Signing up Chris Froome and Team Sky for the Jayco Herald Sun Tour was considered one of the bigger coups in recent Australian cycling history. Australia's oldest stage race had trumped its WorldTour rival, the Tour Down Under in attracting the reigning Tour de France champion to Australia to start "one of the most eventful seasons" of his career.
Jayco Herald Sun Tour race director John Trevorrow, a three-time winner of the race, described the 63rd running of the race as "sensational" to Cyclingnews as the final podium celebrations were concluding atop of Arthurs Seat.
"It surprised me, I though Peter Kennaugh would win but Joe Cooper delivered the surprise by jumping away," Trevorrow said of the final stage in which Froome's stage win secured his overall victory. "Froomey covered him and it all turned around and then once they hit the hill, Froome just showed his class. Just brilliant."
The 2016 season is the first year that Team Sky haven't had an Australian rider on its roster with the likes of Simon Gerrans, Michael Rogers, May Hayman and Richie Porte all previously riding for Britain's only WorldTour team.

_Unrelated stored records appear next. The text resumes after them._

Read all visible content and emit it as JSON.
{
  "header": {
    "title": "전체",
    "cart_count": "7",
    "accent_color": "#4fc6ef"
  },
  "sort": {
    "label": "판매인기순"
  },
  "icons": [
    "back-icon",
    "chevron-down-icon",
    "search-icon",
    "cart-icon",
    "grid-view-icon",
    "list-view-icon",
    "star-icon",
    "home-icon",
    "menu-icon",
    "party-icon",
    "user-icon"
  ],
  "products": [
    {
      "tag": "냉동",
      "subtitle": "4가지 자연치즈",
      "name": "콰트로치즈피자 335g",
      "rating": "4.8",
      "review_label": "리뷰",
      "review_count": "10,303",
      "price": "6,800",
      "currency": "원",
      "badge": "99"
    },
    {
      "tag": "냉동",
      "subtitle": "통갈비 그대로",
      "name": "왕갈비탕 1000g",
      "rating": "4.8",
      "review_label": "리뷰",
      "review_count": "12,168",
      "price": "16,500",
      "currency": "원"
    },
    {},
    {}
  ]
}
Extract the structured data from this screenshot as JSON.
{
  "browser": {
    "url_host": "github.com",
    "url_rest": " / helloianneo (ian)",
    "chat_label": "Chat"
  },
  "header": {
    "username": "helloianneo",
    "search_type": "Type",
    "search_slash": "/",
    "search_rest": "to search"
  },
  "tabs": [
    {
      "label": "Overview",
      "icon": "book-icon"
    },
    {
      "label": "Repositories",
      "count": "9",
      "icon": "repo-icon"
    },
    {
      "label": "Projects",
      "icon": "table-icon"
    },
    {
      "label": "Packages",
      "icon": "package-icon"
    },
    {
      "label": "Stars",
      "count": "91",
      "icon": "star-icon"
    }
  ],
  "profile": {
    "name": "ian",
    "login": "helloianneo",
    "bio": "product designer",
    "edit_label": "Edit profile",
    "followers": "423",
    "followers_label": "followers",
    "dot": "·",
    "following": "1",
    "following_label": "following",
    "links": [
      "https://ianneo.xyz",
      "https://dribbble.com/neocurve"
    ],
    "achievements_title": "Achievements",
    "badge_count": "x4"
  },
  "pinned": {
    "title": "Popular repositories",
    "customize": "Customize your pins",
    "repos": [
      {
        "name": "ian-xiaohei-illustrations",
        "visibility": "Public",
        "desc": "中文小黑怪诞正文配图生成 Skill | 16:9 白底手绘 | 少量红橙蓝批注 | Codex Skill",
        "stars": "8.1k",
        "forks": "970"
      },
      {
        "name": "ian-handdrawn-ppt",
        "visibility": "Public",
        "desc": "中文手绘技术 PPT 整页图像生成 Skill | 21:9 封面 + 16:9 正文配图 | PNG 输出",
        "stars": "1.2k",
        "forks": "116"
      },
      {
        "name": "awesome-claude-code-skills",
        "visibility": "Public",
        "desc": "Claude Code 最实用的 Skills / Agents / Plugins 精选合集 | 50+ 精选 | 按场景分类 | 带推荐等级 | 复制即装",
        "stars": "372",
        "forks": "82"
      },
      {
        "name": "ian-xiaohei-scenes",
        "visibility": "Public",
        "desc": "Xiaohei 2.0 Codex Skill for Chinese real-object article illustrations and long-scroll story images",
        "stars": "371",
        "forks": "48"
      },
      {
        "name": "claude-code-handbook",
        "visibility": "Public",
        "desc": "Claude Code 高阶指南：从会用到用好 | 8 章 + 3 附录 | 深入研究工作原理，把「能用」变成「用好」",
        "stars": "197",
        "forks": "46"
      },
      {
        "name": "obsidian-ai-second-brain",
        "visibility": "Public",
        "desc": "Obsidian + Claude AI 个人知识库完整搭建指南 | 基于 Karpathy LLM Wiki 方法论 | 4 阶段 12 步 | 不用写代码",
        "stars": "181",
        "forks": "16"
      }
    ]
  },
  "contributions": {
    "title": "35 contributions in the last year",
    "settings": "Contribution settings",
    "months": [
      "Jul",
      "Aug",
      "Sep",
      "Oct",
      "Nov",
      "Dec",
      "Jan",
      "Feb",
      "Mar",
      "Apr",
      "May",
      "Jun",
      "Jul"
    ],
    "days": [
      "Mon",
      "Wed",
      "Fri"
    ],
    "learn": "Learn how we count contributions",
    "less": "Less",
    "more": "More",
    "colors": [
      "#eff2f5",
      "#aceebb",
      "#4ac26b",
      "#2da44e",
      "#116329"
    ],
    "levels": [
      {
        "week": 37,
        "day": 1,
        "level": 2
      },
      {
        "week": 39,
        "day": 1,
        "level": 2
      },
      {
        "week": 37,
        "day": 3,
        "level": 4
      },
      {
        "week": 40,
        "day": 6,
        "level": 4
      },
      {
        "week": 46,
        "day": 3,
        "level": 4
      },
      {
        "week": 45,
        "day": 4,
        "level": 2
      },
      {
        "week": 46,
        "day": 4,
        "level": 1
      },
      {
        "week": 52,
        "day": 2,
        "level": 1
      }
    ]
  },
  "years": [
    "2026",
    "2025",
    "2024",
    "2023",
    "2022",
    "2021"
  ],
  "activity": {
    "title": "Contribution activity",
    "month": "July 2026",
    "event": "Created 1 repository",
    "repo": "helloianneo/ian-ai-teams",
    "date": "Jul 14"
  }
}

However, with the Australian summer now comprising three quality races to attract WorldTour and Pro-Continental teams, Sky's decision to head down under has been more than justified, with wins at the Cadel Evans Great Ocean Road Race and first and second overall at the Sun Tour. Plus two Sun Tour stage wins, and the king of the mountains and team classification victories.
"It's been a magnificent tour. I think it's just the right year for them to come because everything just stepped up, the quality of the race, the quality of the set up has taken a big step, and they are very pleased with it," Trevorrow added of Sky's presence in the race. "The racing has been brilliant. The young Australian teams also all stepped up. It has been wonderful."
In 2015, Orica-GreenEdge were the only WorldTour team on the start list. In 2016, the number increased to three with Trek-Segafredo, Orica-GreenEdge and Sky the representatives from the top tier of the sport. Trevorrow explained that he is hoping to grow that number again for the 2017 edition of the race.
"I really do, for sure. We hope to have five WorldTour teams, and already we have been approached by another couple so we might even have six," he said. "What I won't do, is leave out an Australian Continental team for a Pro-Continental team because this is about young Australians getting a chance. That's the heritage of this race. There will always be Pro-Conti teams so hopefully, we can get up to half-and-half one-day."
Asked then whether the race needs to apply for a hors catégorie ranking to attract a greater number of WorldTour teams, Trevorrow was quick to state, "I think it's a 2.1 race, it should be a 2.1 race".
In recent years, the Jayco Herald Sun Tour has seen its number of stages cut, and its place on the calendar moved from the end of season October date to early-season February. With its place on the calendar secure, Cyclingnews asked Trevorrow whether the race could add more days of its racing to the programme in the years to come.
"Maybe one, but the guys like it at the part of the year after doing a couple of races," he said. "They like the five days with the four road stages so it will be interesting to see. I would like one more day, but we'll see."